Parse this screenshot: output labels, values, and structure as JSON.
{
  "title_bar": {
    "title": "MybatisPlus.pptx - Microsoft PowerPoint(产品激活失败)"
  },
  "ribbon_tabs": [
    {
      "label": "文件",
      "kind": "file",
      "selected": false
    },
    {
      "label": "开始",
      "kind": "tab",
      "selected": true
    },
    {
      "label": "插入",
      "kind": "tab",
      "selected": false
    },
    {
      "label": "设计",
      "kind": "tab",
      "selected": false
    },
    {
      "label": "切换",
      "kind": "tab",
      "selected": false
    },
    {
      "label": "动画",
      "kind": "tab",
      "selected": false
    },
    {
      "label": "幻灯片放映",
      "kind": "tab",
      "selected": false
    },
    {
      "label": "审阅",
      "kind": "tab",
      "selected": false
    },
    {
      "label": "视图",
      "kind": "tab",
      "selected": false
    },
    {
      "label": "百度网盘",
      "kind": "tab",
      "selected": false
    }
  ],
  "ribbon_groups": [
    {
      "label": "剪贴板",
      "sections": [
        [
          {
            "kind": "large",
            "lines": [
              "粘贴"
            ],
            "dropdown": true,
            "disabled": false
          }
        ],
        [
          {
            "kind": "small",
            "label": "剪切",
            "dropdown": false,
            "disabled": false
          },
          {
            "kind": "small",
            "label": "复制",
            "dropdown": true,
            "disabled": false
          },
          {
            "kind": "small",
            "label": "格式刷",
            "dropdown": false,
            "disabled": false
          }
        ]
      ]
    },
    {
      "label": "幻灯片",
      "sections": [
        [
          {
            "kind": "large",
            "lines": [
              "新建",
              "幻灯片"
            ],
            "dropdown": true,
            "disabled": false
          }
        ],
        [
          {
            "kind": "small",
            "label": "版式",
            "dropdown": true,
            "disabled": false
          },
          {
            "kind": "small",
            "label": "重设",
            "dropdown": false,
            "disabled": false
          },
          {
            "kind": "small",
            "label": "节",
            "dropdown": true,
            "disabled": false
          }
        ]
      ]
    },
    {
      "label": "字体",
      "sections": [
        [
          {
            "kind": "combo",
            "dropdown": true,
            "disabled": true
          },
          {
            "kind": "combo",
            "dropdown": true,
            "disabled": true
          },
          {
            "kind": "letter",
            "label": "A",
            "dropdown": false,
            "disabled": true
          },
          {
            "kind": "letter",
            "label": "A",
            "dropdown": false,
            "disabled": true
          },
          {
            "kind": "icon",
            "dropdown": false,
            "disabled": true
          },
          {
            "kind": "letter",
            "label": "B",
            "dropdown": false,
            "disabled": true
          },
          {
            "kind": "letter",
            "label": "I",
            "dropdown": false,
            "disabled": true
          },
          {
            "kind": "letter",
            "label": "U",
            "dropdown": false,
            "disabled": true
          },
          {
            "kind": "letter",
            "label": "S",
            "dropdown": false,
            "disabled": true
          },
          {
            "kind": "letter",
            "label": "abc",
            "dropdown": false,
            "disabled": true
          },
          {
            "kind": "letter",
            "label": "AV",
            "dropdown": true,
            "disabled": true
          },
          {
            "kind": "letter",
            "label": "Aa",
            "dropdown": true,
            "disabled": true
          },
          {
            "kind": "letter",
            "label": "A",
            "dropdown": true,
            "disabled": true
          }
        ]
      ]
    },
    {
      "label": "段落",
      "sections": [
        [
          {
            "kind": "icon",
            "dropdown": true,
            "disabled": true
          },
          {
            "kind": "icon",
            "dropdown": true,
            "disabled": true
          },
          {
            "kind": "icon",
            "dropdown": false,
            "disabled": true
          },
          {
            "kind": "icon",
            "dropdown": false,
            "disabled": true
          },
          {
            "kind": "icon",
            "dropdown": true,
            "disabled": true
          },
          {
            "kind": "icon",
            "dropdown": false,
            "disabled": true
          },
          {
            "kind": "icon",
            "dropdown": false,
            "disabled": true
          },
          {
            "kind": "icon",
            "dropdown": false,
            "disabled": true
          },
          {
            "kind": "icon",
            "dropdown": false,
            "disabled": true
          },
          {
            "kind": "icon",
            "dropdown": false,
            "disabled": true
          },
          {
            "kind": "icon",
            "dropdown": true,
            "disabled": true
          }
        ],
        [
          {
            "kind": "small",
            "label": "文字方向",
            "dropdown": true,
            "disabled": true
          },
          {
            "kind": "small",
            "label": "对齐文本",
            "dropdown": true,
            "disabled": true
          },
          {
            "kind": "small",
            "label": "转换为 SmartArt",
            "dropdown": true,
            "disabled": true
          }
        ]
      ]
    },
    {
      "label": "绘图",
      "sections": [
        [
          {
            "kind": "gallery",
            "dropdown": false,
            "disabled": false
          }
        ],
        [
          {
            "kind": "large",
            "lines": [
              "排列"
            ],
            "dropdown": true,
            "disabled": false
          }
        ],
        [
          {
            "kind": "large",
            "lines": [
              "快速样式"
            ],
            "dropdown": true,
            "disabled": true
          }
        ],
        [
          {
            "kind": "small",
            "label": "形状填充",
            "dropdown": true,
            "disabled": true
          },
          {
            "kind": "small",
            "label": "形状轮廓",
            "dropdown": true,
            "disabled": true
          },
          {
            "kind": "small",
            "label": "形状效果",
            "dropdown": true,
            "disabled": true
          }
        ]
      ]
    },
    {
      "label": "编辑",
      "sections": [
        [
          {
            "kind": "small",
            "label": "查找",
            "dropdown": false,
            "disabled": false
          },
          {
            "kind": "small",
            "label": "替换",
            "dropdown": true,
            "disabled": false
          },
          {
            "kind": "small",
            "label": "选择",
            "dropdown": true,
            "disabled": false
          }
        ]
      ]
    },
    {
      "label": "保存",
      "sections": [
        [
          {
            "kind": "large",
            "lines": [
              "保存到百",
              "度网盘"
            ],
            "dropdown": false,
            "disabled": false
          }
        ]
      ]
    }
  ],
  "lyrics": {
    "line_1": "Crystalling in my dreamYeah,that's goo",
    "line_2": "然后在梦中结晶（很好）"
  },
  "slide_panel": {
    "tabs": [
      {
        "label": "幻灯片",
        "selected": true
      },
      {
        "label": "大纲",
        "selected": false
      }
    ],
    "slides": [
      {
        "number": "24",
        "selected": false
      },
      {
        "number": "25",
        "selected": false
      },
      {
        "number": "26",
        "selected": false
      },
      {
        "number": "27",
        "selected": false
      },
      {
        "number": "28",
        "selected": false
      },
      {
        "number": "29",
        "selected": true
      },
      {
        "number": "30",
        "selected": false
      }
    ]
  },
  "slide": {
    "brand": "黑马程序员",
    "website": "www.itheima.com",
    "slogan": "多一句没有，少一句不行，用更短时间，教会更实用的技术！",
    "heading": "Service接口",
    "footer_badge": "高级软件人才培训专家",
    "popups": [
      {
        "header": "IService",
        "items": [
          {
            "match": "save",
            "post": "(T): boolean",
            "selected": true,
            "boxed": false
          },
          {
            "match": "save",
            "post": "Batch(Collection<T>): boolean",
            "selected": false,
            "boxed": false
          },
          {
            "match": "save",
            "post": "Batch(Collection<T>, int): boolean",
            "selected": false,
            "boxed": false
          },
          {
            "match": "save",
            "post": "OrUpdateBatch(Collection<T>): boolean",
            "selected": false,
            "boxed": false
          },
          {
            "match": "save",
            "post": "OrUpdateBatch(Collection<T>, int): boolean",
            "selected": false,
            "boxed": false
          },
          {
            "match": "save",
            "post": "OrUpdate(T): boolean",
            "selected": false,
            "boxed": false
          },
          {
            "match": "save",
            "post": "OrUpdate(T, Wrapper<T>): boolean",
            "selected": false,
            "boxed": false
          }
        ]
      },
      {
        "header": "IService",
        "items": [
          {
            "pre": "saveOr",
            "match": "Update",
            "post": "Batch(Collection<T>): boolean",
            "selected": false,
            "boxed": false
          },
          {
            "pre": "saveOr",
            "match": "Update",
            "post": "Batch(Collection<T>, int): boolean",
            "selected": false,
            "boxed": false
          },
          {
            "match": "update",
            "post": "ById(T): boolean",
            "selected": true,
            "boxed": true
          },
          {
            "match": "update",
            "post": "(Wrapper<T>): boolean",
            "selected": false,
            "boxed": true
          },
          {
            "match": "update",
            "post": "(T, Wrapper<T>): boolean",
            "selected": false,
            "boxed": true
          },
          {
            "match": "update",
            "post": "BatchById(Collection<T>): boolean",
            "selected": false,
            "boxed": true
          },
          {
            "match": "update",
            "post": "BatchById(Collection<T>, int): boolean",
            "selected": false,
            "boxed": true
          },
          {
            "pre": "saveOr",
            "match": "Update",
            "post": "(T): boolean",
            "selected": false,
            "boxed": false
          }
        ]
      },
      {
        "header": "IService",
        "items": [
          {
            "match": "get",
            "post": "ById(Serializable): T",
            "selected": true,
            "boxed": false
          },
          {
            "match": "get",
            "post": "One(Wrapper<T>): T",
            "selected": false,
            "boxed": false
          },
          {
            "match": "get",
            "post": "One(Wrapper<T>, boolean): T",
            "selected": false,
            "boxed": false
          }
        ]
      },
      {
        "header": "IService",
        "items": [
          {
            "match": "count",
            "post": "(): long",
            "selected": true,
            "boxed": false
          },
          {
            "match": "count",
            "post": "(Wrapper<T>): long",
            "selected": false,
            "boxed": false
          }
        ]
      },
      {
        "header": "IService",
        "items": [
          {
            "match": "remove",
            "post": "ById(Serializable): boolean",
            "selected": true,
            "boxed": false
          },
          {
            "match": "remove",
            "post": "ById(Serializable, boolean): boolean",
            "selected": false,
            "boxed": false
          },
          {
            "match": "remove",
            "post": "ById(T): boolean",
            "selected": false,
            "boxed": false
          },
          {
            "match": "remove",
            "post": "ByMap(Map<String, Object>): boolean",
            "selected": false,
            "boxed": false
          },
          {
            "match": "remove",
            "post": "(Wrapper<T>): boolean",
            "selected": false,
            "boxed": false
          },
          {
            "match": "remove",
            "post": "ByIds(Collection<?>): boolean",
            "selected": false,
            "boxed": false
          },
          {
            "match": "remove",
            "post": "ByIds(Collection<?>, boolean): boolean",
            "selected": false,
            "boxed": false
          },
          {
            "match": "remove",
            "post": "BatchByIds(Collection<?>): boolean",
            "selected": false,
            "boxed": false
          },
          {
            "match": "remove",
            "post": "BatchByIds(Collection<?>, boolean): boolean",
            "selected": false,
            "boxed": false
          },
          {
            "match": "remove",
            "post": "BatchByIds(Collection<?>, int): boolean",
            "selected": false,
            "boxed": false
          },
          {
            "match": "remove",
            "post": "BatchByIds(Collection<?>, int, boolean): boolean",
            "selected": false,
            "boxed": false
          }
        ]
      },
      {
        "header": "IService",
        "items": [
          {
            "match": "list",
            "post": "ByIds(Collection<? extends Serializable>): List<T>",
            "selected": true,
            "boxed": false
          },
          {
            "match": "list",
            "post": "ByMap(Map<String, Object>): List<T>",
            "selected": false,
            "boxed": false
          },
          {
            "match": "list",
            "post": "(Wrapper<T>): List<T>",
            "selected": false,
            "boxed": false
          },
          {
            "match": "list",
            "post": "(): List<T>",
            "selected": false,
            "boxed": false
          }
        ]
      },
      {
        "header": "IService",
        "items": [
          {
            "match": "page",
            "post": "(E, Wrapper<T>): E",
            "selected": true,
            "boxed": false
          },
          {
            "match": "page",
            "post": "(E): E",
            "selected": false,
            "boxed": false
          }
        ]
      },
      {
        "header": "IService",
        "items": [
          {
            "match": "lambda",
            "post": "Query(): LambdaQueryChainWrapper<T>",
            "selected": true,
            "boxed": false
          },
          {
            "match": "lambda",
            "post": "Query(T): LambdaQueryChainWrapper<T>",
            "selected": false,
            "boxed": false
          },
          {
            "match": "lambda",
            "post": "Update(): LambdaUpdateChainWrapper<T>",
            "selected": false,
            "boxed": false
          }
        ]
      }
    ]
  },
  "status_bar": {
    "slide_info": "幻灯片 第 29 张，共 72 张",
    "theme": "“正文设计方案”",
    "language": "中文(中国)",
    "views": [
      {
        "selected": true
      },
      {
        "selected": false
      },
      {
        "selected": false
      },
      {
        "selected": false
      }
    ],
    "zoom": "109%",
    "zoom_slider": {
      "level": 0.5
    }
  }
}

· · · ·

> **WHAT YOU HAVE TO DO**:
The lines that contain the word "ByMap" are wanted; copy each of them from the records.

> **EXPECTED ANSWER**:
            "post": "ByMap(Map<String, Object>): boolean",
            "post": "ByMap(Map<String, Object>): List<T>",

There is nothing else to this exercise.